As a final decent into the evil that has consumed him the pray becomes one of the boys as Ralph is hunted with the intent to kill, sacrifice and possibly even eat in an act of cannibalism. Before the evil began to grow in strength within Jack, he was a boy much like the others and like the others he found the concept of killing another living thing was not something easy to digest, but Jack learned. How ever hard it was for Jack to first kill a pig, spilling its blood on his bare hands, once he had first killed another living thing his path towards evil and savagery was well one its way. Early on in the novel we find Ralph, Simon and Jack walking through the forest when they come across a small pig tangled and caught in the creepers. Although Jack does have a knife with him his hesitation combined with the overwhelming reality of the situation keeps Jack stunned in his place and the pig escapes untouched.
The rumors of its existence scare the smaller children, but also become the catalyst for Jack and his group to indulge their savageness, due to their desire to hunt it down and kill it. The boys are driven to madness because of it. This “beastie” is the titular Lord of the Flies, or Beelzebub, who in the New Testament is identified as the Devil – a symbol of evil. When one of the characters, Simon, stumbles across the beastie it is revealed that it is a pig’s head on a stick. The pig was brutally stabbed by Jack and his hunters in a frenzy, as the pig squealed in pain.
Painting their faces gives the boys a new identity for their evil, they use these mask and expose the beast inside themselves. The symbols of the final fire, Castle Rock and the painted faces are all symbols of how underneath the thin veneer, all humans are beasts. The book Lord of the Flies by William Golding explains how much evil one has inside of their own innocent and civilized nature. If one looks at their day to day actions they would see the little moments that show their inner evil shining through. Sometimes people make comments or do actions for selfish reasons, which are all part of the evil inside all humans.
Piggy’ s name suggests that he will be a victim of the beast. Not the beast the boys on the island fear, but the beast within each of them. The author is saying through Piggy that because they kill and eat the pigs they become the beast. Ralph prays to the adult world to send them something grownup, a sign or something. His prayer is answered by a dead parachuter, a casualty of war from the fighting going on in civilized society.
This chaos carries on throughout each story due to the fact that the authority figures mask the truth that would resolve the main conflict of each story, ending the chaos. The power given to some of the characters in each story gets to their heads and they seem to lose all morals and begin to act in a way that is inhuman-like due to this. In the novel Lord of the Flies Jack becomes obsessed with hunting pigs, he turns into a predator, hunting pigs as prey. Since many of the boys look up to Jack, they also partake in his violent, animalistic acts. The boys encourage Jack’s predatory behaviors, which leads him further form his previous, civilized character.

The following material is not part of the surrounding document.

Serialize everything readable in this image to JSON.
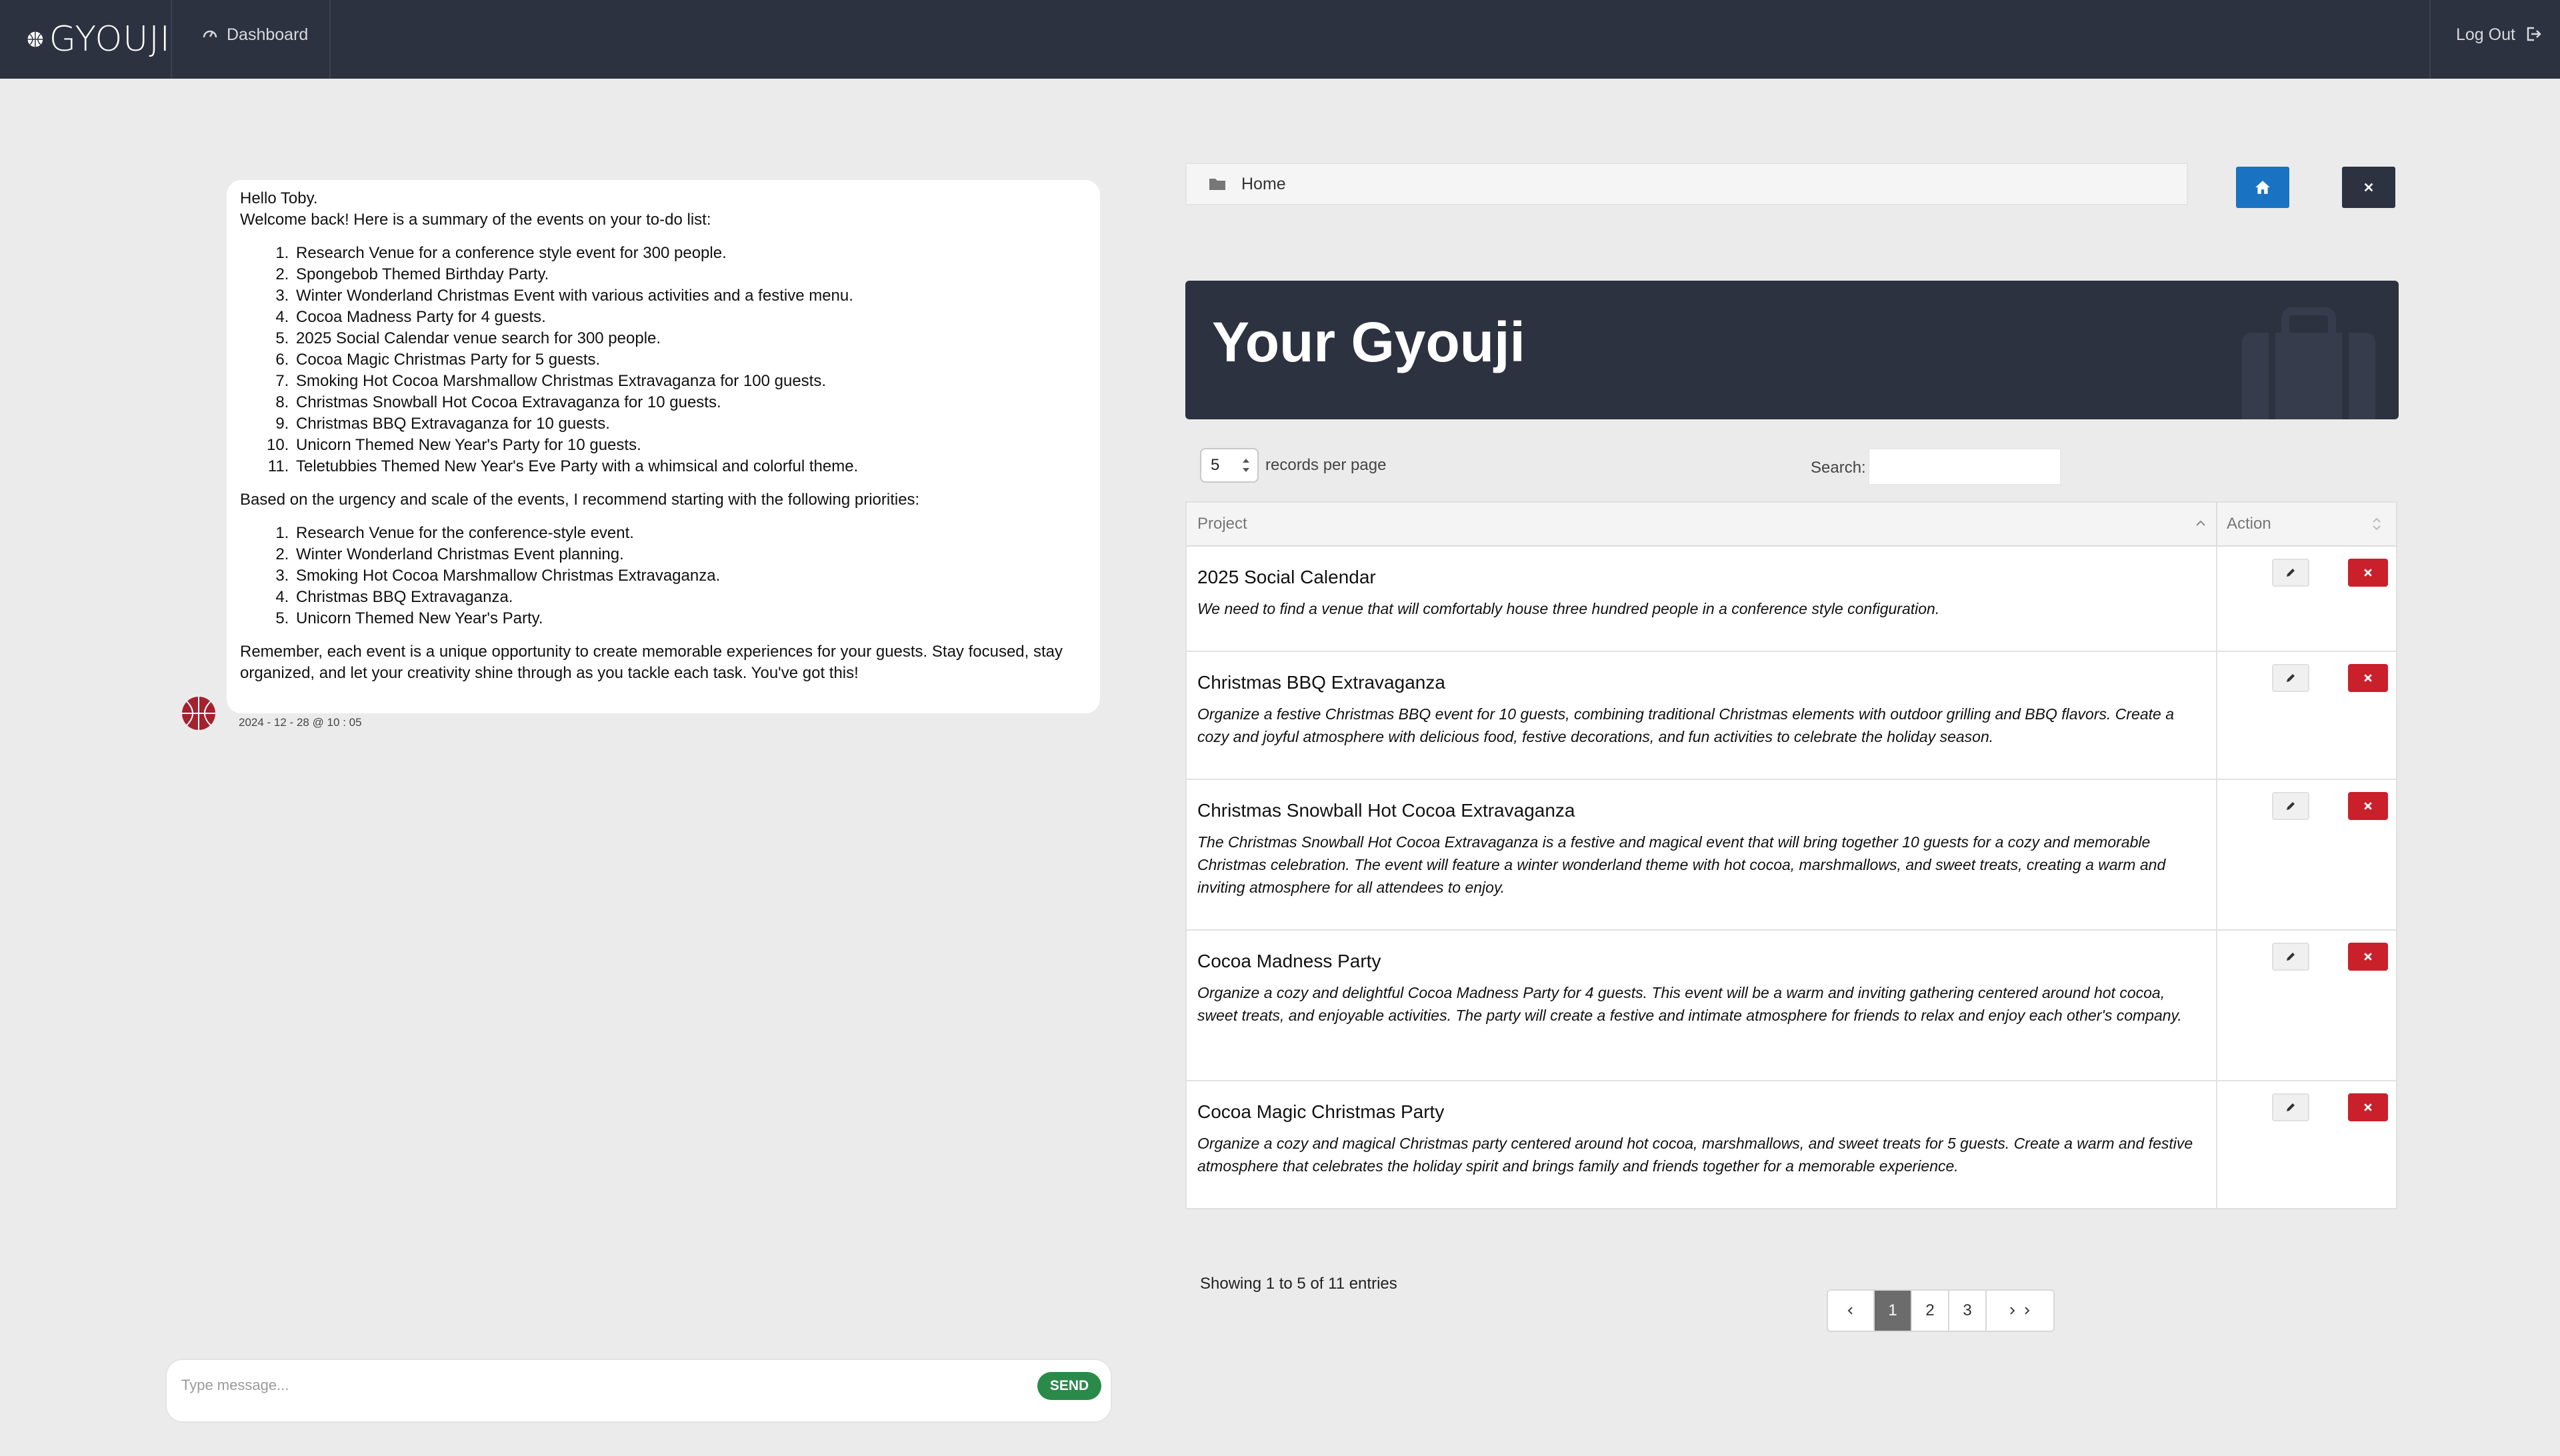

The boar head shows how the savagery of the boys, but it also shows the savagery in all of us. This scene is Golding’s way of showing how easily people can lose their sanity, and their evil side comes out. Next, ... ... middle of paper ... ...This is when Simon understands that the boys all manipulated themselves, bringing about evil in themselves and the destruction of themselves. Heart of Darkness and the Lord of Flies, are both texts that express a negative view on the human condition.